→ **AIM OF THE EXERCISE**
Keeping every line intact, print the records that follow.

[[ EXTRACTED INFORMATION open ]]

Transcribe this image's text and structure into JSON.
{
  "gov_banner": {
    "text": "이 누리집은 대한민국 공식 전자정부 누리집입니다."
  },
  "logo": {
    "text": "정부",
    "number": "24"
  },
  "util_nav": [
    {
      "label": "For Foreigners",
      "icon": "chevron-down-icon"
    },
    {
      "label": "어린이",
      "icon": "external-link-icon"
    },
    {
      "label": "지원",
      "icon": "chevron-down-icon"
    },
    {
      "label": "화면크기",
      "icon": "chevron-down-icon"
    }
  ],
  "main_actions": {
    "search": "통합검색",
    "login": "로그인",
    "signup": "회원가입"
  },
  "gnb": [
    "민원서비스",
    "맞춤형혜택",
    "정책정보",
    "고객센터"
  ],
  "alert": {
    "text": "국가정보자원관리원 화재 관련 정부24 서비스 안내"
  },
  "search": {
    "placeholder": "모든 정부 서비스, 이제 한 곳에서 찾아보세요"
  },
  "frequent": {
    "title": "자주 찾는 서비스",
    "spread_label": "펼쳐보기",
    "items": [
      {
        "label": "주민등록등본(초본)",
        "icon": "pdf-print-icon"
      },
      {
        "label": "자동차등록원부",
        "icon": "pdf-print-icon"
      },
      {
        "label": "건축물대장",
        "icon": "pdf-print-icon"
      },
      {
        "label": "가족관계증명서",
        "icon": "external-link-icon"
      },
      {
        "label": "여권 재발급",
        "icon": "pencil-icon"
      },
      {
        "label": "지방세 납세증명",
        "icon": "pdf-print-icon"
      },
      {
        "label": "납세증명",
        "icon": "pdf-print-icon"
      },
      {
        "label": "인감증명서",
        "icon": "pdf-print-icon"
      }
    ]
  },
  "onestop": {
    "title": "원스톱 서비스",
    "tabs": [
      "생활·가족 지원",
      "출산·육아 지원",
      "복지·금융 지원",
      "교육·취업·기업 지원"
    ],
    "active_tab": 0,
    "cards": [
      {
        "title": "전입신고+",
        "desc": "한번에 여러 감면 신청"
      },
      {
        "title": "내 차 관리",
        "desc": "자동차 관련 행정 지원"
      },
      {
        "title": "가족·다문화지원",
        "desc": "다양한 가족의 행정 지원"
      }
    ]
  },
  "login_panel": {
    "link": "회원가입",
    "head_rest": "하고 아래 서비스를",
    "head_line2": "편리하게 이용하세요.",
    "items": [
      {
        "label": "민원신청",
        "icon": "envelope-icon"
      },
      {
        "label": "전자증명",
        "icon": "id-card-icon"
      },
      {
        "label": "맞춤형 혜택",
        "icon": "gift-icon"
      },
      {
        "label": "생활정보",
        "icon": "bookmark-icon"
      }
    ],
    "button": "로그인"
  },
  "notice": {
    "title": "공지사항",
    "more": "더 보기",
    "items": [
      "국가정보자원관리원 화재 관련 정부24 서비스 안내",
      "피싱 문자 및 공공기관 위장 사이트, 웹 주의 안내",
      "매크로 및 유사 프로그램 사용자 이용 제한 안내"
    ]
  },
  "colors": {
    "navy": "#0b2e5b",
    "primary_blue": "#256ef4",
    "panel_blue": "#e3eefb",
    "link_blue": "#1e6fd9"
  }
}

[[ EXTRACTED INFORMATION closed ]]

→ **RESULT OF THIS TASK**
Transcribe this image's text and structure into JSON.
{
  "gov_banner": {
    "text": "이 누리집은 대한민국 공식 전자정부 누리집입니다."
  },
  "logo": {
    "text": "정부",
    "number": "24"
  },
  "util_nav": [
    {
      "label": "For Foreigners",
      "icon": "chevron-down-icon"
    },
    {
      "label": "어린이",
      "icon": "external-link-icon"
    },
    {
      "label": "지원",
      "icon": "chevron-down-icon"
    },
    {
      "label": "화면크기",
      "icon": "chevron-down-icon"
    }
  ],
  "main_actions": {
    "search": "통합검색",
    "login": "로그인",
    "signup": "회원가입"
  },
  "gnb": [
    "민원서비스",
    "맞춤형혜택",
    "정책정보",
    "고객센터"
  ],
  "alert": {
    "text": "국가정보자원관리원 화재 관련 정부24 서비스 안내"
  },
  "search": {
    "placeholder": "모든 정부 서비스, 이제 한 곳에서 찾아보세요"
  },
  "frequent": {
    "title": "자주 찾는 서비스",
    "spread_label": "펼쳐보기",
    "items": [
      {
        "label": "주민등록등본(초본)",
        "icon": "pdf-print-icon"
      },
      {
        "label": "자동차등록원부",
        "icon": "pdf-print-icon"
      },
      {
        "label": "건축물대장",
        "icon": "pdf-print-icon"
      },
      {
        "label": "가족관계증명서",
        "icon": "external-link-icon"
      },
      {
        "label": "여권 재발급",
        "icon": "pencil-icon"
      },
      {
        "label": "지방세 납세증명",
        "icon": "pdf-print-icon"
      },
      {
        "label": "납세증명",
        "icon": "pdf-print-icon"
      },
      {
        "label": "인감증명서",
        "icon": "pdf-print-icon"
      }
    ]
  },
  "onestop": {
    "title": "원스톱 서비스",
    "tabs": [
      "생활·가족 지원",
      "출산·육아 지원",
      "복지·금융 지원",
      "교육·취업·기업 지원"
    ],
    "active_tab": 0,
    "cards": [
      {
        "title": "전입신고+",
        "desc": "한번에 여러 감면 신청"
      },
      {
        "title": "내 차 관리",
        "desc": "자동차 관련 행정 지원"
      },
      {
        "title": "가족·다문화지원",
        "desc": "다양한 가족의 행정 지원"
      }
    ]
  },
  "login_panel": {
    "link": "회원가입",
    "head_rest": "하고 아래 서비스를",
    "head_line2": "편리하게 이용하세요.",
    "items": [
      {
        "label": "민원신청",
        "icon": "envelope-icon"
      },
      {
        "label": "전자증명",
        "icon": "id-card-icon"
      },
      {
        "label": "맞춤형 혜택",
        "icon": "gift-icon"
      },
      {
        "label": "생활정보",
        "icon": "bookmark-icon"
      }
    ],
    "button": "로그인"
  },
  "notice": {
    "title": "공지사항",
    "more": "더 보기",
    "items": [
      "국가정보자원관리원 화재 관련 정부24 서비스 안내",
      "피싱 문자 및 공공기관 위장 사이트, 웹 주의 안내",
      "매크로 및 유사 프로그램 사용자 이용 제한 안내"
    ]
  },
  "colors": {
    "navy": "#0b2e5b",
    "primary_blue": "#256ef4",
    "panel_blue": "#e3eefb",
    "link_blue": "#1e6fd9"
  }
}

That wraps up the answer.